Lily: Thailand’s Greta
While the Thunberg effect led the climate crisis movement for millions of civilians and world leaders, it also helped propel lesser known but just as amazing young environmental activists into the limelight. One such young person is Lily, who has been referred to as Thailand’s Greta Thunberg. She is twelve years old and has ditched school to wage a war on plastics in Bangkok, Thailand (The Jakarta Post, 17 Sept 2019).
Inspired by Greta, she says the fight is also in Southeast Asia. Her first major victory, came this June 2019 when she convinced one of Bangkok’s biggest shopping mall Central to stop giving out plastic bags in its stores once a week. Thailand being the sixth largest global contributor to ocean pollution has more responsibility than its government would like to accept. This is where Lily decided to go speak directly to those who distribute plastic bags and persuade them to stop.
She knows she’ll receive a lot of pushback but that doesn’t deter the bubbly young girl from collecting plastic waste from the canals of Bangkok.
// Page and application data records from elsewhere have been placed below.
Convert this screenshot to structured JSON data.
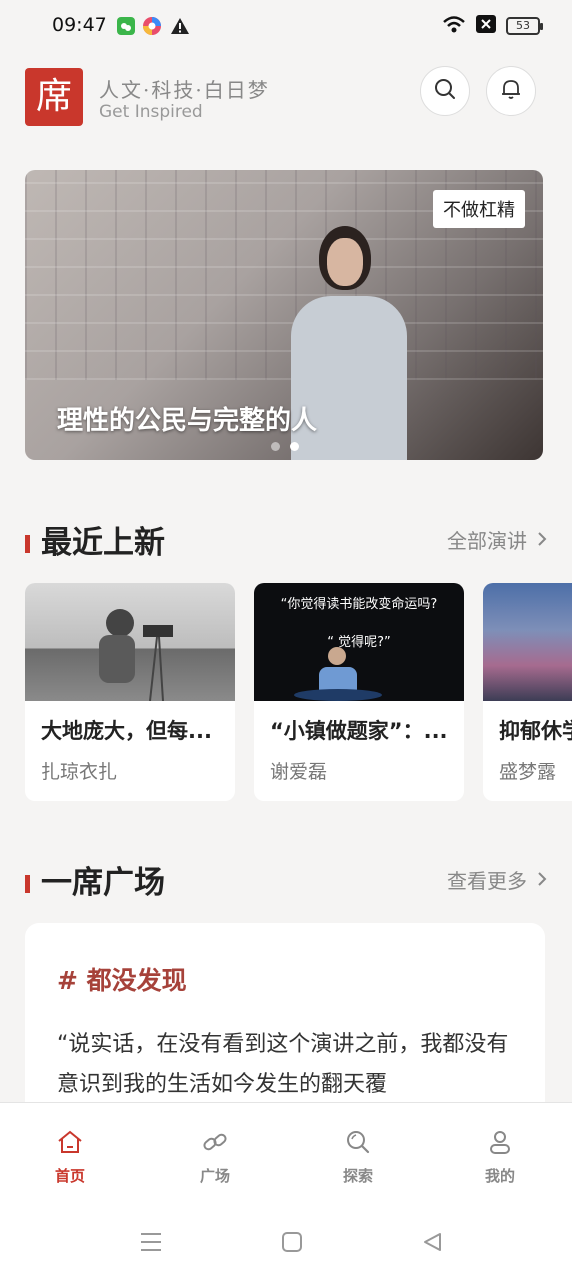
{
  "status_bar": {
    "time": "09:47",
    "battery": "53"
  },
  "header": {
    "logo_char": "席",
    "slogan": "人文·科技·白日梦",
    "slogan_en": "Get Inspired"
  },
  "banner": {
    "tag": "不做杠精",
    "title": "理性的公民与完整的人",
    "slide_count": 2,
    "active_slide": 2
  },
  "recent": {
    "title": "最近上新",
    "more_label": "全部演讲",
    "cards": [
      {
        "title": "大地庞大，但每...",
        "author": "扎琼衣扎"
      },
      {
        "title": "“小镇做题家”：...",
        "author": "谢爱磊",
        "thumb_text_1": "“你觉得读书能改变命运吗?",
        "thumb_text_2": "“  觉得呢?”"
      },
      {
        "title": "抑郁休学",
        "author": "盛梦露"
      }
    ]
  },
  "square": {
    "title": "一席广场",
    "more_label": "查看更多",
    "post": {
      "topic": "# 都没发现",
      "text": "“说实话，在没有看到这个演讲之前，我都没有意识到我的生活如今发生的翻天覆"
    }
  },
  "tabbar": {
    "items": [
      {
        "label": "首页",
        "icon": "home-icon",
        "active": true
      },
      {
        "label": "广场",
        "icon": "link-icon",
        "active": false
      },
      {
        "label": "探索",
        "icon": "explore-icon",
        "active": false
      },
      {
        "label": "我的",
        "icon": "profile-icon",
        "active": false
      }
    ]
  },
  "colors": {
    "brand": "#c9372c",
    "topic": "#a6423a"
  }
}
Her latest feat came this month when she also managed to get the omnipresent 7-Eleven convenience stores to pledge to stop handing out single-use plastic bags by January next year.
Keeping in line with youth activists doing their part for the environment, meet native Canadian Autumn Peltier; who’s fighting to protect Canada’s water. This 15 year old pleaded Justin Trudeau to protect Canada’s water, and has since addressed a panel at the United Nations headoffice (cbc.ca, 28 Sept 2019).
Autumn, Lily and Greta are only couple faces in the sea of young faces of the next generation around the world, that may cause people to listen differently. These youngsters are angry at their elders for trashing the planet that they have to live on. They want action and they want them to do better, because our world is disappearing and they want world leaders to put their money where their mouths actually are.
PHOTO STORY: GLOBAL CLIMATE STRIKE 2019
On September 27th, people across the world marched on the streets to demand immediate climate action from their governing institutions. I was among the 5,000 people marching in Ottawa from Tabaret, to Confederation Park, to the Parliament Hill. It was beautiful to see people of all ages, including seniors, children, youth, adults, people with disabilities, pregnant women, gather together to fight for the future of the next generation.